The Awkward Position of Missionaries in Chinese History: A Lecture and Discussion with Dr. Jeremiah Jenne
Talk and Discussion
Date: Saturday, February 18
Time: 3:00 pm – 4:30 pm
Cost: 150 RMB, 100 RMB for members
From the time of Matteo Ricci and the Jesuit missions of the 16th century, missionaries have played an important role in Chinese history. By the 19th century, the missionary promised both new forms of educational and hygienic modernity while also being seen by the people as a possible threat to the established order in this world and beyond. How did the people of late imperial China perceive missionaries?
In 1870, tales of kidnapping and sorcery swirled around the city of Tianjin. The local magistrate wants to investigate the charges of witchcraft being made against a group of Catholic nuns. The French consul insists the missionaries are protected from prosecution by treaties signed with the Chinese government. In the middle is a hapless Manchu official unable to keep the peace. On June 21, 1870, the city of Tianjin exploded into a day of rage and violence which shocked the world and revealed the perilous position of missionaries in 19th-century China.
Join writer, historian, and storyteller Jeremiah Jenne for this talk and discussion about the role missionaries played in Chinese history.

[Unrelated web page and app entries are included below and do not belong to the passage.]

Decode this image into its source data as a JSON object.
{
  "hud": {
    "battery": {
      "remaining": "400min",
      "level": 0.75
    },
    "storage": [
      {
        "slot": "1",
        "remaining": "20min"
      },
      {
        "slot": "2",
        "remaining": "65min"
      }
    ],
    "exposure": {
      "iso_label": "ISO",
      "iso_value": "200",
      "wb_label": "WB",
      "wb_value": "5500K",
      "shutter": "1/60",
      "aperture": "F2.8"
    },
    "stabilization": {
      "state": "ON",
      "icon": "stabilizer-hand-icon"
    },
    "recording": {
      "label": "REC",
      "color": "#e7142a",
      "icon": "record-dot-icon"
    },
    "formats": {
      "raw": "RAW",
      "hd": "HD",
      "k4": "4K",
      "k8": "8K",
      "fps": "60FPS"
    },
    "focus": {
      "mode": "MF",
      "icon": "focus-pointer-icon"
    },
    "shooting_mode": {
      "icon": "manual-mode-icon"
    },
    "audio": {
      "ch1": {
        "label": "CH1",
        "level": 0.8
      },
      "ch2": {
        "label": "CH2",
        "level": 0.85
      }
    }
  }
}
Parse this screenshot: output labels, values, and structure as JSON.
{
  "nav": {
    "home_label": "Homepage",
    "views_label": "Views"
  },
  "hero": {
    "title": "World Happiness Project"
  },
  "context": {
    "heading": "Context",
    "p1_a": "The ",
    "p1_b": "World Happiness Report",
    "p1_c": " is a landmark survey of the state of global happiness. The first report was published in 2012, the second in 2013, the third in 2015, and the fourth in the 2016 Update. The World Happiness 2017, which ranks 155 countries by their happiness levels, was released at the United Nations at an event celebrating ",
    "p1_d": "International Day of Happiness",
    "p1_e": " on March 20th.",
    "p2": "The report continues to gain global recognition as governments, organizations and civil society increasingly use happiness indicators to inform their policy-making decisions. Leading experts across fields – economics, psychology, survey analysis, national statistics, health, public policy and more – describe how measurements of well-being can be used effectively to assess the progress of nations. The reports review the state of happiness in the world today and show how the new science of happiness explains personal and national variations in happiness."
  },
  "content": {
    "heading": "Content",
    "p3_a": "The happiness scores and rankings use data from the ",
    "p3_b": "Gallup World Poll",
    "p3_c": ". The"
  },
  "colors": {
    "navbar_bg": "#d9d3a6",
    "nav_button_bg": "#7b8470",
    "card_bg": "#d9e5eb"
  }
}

Jeremiah is a writer and historian based in Beijing since 2002. He earned his Ph.D. from the University of California, Davis, and taught Late Imperial and Modern Chinese History for over 15 years. His essays and articles on China have appeared in The Economist, South China Morning Post, The Journal of Asian Studies, Los Angeles Review of Books, and The World of Chinese. His writings can also be found in China in 2008: A Year of Great Significance, The Insider’s Guide to Beijing, and the 2015 collection While We’re Here: China Stories from a Writer’s Colony. Jeremiah is frequently asked to speak and lead workshops on history, culture, and cultural adaptation for students, embassies, companies, and community groups and is the proprietor of Beijing by Foot, which organizes educational programs and historic walking tours of Beijing’s most famous sites and less-traveled byways. Along with David Moser, Jeremiah hosts the podcast Barbarians at the Gate.